It should come as no surprise to hear that Americans love their smartphones.
According to data from the Pew Research Center, 90% of Americans have a cell phone, while a full 58% of them own smartphones.
More surprising, though, is the percentage of people who have developed a psychological attachment to their phones.
It’s called “nomophobia” (short for no-mobile-phone phobia), and psychologists say that it’s affecting more and more young people.
Symptoms include feelings of panic or desperation when separated from your smartphone, not being able to focus on conversations or work, and constantly checking phones for notifications. Some people may think their phone is ringing when it’s not, a condition named mobile phone vibration syndrome that researchers say could be a sign of a more serious technology addiction.

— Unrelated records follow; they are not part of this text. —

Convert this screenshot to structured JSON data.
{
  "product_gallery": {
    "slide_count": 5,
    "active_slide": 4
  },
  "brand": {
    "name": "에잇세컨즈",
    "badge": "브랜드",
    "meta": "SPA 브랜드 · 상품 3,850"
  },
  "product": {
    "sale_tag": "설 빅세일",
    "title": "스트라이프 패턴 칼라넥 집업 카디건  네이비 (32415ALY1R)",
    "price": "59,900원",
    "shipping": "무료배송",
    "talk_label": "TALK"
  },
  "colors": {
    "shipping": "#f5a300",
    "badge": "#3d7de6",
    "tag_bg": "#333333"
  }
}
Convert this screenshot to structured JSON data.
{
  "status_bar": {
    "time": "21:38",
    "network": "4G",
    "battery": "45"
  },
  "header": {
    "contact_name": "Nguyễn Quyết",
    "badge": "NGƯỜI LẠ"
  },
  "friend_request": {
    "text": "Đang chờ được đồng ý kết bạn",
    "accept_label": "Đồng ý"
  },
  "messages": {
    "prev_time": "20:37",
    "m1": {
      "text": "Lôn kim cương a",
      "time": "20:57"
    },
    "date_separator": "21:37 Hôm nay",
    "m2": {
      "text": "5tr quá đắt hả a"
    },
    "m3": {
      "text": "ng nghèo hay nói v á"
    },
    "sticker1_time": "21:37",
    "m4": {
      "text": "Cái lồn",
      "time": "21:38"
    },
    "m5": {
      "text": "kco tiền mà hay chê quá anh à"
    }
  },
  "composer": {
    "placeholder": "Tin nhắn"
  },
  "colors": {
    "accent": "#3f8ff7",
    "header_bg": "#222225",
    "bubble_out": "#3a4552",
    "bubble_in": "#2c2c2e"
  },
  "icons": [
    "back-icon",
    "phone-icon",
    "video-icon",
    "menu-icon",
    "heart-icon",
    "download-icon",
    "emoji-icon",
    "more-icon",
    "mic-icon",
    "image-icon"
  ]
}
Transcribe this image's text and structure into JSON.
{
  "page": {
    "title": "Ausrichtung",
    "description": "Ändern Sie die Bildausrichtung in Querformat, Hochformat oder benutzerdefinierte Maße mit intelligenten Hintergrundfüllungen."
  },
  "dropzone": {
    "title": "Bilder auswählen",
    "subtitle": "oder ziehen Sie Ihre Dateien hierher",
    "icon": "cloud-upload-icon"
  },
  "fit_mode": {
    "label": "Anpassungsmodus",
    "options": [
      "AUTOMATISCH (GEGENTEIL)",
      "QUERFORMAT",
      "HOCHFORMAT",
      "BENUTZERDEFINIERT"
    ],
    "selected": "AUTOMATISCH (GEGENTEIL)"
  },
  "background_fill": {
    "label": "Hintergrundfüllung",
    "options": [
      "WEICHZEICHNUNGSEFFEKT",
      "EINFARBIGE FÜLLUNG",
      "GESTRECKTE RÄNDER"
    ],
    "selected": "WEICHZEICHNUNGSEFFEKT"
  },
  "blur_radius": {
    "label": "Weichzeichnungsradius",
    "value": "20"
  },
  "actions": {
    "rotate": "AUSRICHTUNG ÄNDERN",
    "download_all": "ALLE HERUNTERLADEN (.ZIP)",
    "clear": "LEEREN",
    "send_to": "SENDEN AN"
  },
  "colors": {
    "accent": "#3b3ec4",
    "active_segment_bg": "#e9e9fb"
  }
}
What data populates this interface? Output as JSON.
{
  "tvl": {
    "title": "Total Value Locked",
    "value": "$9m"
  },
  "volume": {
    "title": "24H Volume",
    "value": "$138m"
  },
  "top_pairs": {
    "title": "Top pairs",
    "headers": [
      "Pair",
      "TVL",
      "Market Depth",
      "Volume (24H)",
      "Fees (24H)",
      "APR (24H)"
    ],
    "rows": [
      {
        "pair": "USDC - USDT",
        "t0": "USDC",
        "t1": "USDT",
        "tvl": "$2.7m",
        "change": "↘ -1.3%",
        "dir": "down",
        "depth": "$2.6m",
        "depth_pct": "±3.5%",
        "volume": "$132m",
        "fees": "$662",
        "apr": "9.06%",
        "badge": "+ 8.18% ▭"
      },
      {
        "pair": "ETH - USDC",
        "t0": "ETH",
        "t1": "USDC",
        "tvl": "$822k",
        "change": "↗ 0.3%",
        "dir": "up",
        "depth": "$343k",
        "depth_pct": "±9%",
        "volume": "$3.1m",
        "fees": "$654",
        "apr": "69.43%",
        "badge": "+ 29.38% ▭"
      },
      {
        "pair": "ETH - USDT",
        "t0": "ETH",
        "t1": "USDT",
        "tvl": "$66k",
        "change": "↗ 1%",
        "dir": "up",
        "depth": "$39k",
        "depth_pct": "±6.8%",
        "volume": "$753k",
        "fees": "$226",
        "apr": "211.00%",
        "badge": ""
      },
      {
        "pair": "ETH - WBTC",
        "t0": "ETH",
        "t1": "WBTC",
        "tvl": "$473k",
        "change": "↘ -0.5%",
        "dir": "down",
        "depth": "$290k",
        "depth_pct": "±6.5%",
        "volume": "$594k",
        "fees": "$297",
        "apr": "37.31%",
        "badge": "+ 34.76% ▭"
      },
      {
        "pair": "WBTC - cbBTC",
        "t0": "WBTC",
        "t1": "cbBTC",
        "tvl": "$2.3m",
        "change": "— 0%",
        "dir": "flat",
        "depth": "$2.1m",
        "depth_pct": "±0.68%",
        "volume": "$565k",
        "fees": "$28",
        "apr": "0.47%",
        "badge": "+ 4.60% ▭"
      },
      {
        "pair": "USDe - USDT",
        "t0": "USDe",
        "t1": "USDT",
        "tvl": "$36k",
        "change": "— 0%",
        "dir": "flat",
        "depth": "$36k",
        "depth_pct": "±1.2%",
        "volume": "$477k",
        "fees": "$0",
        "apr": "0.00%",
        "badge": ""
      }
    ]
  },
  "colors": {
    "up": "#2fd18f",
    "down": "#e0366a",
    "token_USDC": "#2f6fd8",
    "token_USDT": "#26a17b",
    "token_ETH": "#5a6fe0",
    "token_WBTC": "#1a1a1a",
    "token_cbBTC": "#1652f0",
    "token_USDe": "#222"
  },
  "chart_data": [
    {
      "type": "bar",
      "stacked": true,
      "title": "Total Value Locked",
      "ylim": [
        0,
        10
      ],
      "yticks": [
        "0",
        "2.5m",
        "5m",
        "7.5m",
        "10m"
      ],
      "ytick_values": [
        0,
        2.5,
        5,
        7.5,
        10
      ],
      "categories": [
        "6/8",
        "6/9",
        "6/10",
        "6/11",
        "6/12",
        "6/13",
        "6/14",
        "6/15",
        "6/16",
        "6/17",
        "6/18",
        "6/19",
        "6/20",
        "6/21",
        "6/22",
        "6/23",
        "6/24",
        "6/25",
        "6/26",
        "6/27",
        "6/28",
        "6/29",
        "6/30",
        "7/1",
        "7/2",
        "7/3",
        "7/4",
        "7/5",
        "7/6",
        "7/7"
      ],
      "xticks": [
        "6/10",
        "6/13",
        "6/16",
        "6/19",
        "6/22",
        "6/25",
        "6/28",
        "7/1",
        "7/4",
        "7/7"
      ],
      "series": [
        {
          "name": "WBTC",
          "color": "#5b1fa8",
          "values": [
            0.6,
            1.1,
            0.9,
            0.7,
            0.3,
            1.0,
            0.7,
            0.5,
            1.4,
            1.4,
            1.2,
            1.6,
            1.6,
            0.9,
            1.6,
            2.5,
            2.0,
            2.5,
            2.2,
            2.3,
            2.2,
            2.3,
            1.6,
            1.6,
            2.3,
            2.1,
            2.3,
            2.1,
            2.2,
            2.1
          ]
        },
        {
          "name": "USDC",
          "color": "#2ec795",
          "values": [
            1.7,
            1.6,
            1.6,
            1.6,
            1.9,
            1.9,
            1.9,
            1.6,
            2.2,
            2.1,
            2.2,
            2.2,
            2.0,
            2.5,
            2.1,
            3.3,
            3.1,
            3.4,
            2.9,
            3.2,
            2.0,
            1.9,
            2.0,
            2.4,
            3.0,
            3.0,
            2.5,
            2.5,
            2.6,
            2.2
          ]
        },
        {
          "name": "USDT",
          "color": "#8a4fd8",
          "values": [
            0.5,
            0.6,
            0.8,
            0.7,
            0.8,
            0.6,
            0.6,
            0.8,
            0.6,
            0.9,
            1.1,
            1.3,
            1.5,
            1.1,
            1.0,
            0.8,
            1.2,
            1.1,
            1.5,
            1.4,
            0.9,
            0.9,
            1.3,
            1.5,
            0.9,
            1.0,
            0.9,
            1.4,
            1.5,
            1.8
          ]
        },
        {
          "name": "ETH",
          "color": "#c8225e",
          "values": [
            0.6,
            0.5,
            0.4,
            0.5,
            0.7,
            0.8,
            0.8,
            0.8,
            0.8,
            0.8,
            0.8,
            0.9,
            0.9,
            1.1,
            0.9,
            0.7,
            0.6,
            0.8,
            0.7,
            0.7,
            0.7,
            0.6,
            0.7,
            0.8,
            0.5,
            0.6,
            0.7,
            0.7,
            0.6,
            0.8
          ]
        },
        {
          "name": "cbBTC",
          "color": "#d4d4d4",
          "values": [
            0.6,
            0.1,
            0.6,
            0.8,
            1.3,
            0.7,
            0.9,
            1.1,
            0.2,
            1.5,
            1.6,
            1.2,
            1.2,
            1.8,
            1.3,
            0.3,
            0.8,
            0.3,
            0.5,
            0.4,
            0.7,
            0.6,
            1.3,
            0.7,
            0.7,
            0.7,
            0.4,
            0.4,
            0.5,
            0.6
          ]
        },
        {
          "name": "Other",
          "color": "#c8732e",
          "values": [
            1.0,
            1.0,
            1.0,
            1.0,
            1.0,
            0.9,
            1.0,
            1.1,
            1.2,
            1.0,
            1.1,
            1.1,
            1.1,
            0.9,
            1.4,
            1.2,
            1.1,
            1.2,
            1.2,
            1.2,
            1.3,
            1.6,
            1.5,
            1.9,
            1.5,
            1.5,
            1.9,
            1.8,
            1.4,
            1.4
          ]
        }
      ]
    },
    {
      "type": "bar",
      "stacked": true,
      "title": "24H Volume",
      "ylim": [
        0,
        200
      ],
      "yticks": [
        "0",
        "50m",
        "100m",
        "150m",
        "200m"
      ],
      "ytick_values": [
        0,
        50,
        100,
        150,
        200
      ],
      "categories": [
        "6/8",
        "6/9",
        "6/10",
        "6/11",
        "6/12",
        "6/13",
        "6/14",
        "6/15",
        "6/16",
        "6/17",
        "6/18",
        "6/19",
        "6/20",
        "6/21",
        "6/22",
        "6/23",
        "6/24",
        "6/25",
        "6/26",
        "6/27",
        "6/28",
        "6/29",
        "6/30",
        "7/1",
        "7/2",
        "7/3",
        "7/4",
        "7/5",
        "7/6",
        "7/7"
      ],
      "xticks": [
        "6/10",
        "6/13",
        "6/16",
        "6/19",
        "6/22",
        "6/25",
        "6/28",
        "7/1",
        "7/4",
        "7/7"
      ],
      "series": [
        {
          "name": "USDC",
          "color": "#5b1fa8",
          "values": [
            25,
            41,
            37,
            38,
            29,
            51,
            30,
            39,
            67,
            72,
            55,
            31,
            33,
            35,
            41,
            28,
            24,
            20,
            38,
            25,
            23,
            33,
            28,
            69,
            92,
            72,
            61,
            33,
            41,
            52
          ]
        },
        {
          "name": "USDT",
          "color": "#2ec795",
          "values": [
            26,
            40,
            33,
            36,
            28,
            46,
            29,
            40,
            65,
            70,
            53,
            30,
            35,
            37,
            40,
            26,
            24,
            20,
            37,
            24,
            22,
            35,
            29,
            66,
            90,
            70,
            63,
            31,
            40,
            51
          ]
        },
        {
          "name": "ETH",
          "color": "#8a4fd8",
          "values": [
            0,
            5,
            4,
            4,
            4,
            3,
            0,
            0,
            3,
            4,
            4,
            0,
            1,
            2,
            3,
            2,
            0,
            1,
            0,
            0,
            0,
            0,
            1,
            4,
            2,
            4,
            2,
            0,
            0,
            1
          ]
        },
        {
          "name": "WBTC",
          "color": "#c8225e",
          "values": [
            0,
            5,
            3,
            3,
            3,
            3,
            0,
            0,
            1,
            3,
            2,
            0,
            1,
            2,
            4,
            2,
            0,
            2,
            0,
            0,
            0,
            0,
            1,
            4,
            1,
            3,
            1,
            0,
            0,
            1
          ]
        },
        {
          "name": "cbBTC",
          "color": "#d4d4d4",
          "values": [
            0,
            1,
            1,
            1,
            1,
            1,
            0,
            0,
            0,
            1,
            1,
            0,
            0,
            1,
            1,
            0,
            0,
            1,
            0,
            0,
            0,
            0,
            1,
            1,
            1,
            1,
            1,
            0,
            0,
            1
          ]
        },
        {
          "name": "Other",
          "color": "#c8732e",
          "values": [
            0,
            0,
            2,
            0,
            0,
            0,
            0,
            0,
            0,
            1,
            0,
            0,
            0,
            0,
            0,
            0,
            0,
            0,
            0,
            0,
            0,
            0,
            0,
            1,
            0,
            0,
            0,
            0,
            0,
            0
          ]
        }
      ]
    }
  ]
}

According to Dr. David Greenfield, an Assistant Clinical Professor of Psychiatry at the University of Connecticut School of Medicine, an attachment to your smartphone is similar to other addictions in that it involves a dysregulation of dopamine. Dopamine is a neurotransmitter that regulates the brain’s reward center, meaning that it motivates people to do things they think they will be rewarded for doing.
Greenfield founded the Center for Internet and Technology Addiction to help the always-connected find a better balance in their lives.
“Every time you get a notification from your phone, there’s a little elevation in dopamine that says you might have something that’s compelling, whether that’s a text message from someone you like, an email, or anything,” Greenfield said to Business Insider. “The thing is you don’t know what it’s going to be or when you’re going to get it, and that’s what compels the brain to keep checking. It’s like the world’s smallest slot machine.”
In a national survey conducted by Harris Interactive in the fall of 2013, 63% of respondents said they check their phone for messages or calls once an hour, while 9% said they checked their phone every five minutes.
An additional 63% said they would be upset if they left home without their smartphone. Many would return home to retrieve it, even if they’re out on just a quick trip to the store.
And, according to a survey by the Huffington Post and YouGov, 64% of people between the ages 18 and 29 have fallen asleep with their tablet or cell phone in bed with them.
Still, you may not have heard of nomophobia because people who suffer from it may not even realise they have a problem.
“As with any addiction, denial is the number one hallmark. There aren’t a lot of people who come out and say they have a problem, and the link with the anxiety they feel is much more tenuous,” psychiatrist Dale Archer said to Business Insider. “Plus, the symptoms are not that bad with the majority of people. Like any addiction, I suspect it will be like that — 1% of the population with a full-blown problem that affects their lives.”
Some psychologists have proposed adding nomophobia to the Diagnostic and Statistical Manual of Mental Disorders (DSM), which is considered to be the ultimate authority on mental health.
“It is undeniable that technology through new social media, social network sites, social informatics, and social software…enables us to perform our job more quickly and with efficiency,” Nicola Luigi Bragazzi and Giovanni Del Puente of the University of Genoa wrote in their DSM proposal. “On the other hand, mobile devices can have a dangerous impact on human health. Further research is needed, above all academic and scholarly studies, to investigate more in depth the psychological aspects of nomophobia and to provide a standardized and operational definition of it.”
Greenfield says that nomophobia is just a small subset of a larger problem with Internet addiction.
“A smartphone is just a more readily available access point to the Internet. My research has shown that the ease of access, availability, and portability makes it twice as addictive as other modalities,” he said. “Convenience is the mother of addiction — the quicker you can get a hit back on the technology, the faster the intoxication.”
Plus, constantly receiving tons of likes on your tweets or Instagram photos creates this feeling of self-importance that just isn’t real.
“That feeling you’re going to miss something if you’re not constantly checking is an illusion — most parts of our lives are not relevant to our smartphones,” Greenfield said. “What happens on our devices is not reflective of what happens in real life.”
Digital detox programs, like Camp Grounded in northern California, ban electronic devices in the hopes that a true unplugging will help cure technology addiction. Guests at Camp Grounded participate in activities like archery, sing-a-longs, and meditative breathing workshops, all without the constant influence of a smartphone or other device.
In China, Internet-hooked teens are often sent to boot camps where they undergo intense military-style training designed to break their addiction.
But both Greenfield and Archer say that curing nomophobia doesn’t always require such extreme measures.
Greenfield suggests downloading an app, like Menthal, that records just how much time you’re spending on your phone each day. A huge amount of people lose track of time and space when they’re on their devices, which affects the brain in a way similar to the way a drug would.
And Archer says it’s important to create guidelines for when it’s appropriate to use your phone — for making a phone call, for instance — and when it’s not.
“Stop texting while you’re driving. Don’t take it into the bathroom with you. Have a rule not to use your phone when you’re with your friends. If you’re on a date, make a rule that you’ll both check your phone for a maximum of 5 minutes every 90 minutes,” Archer said. “It’s all about setting simple rules that you can follow.”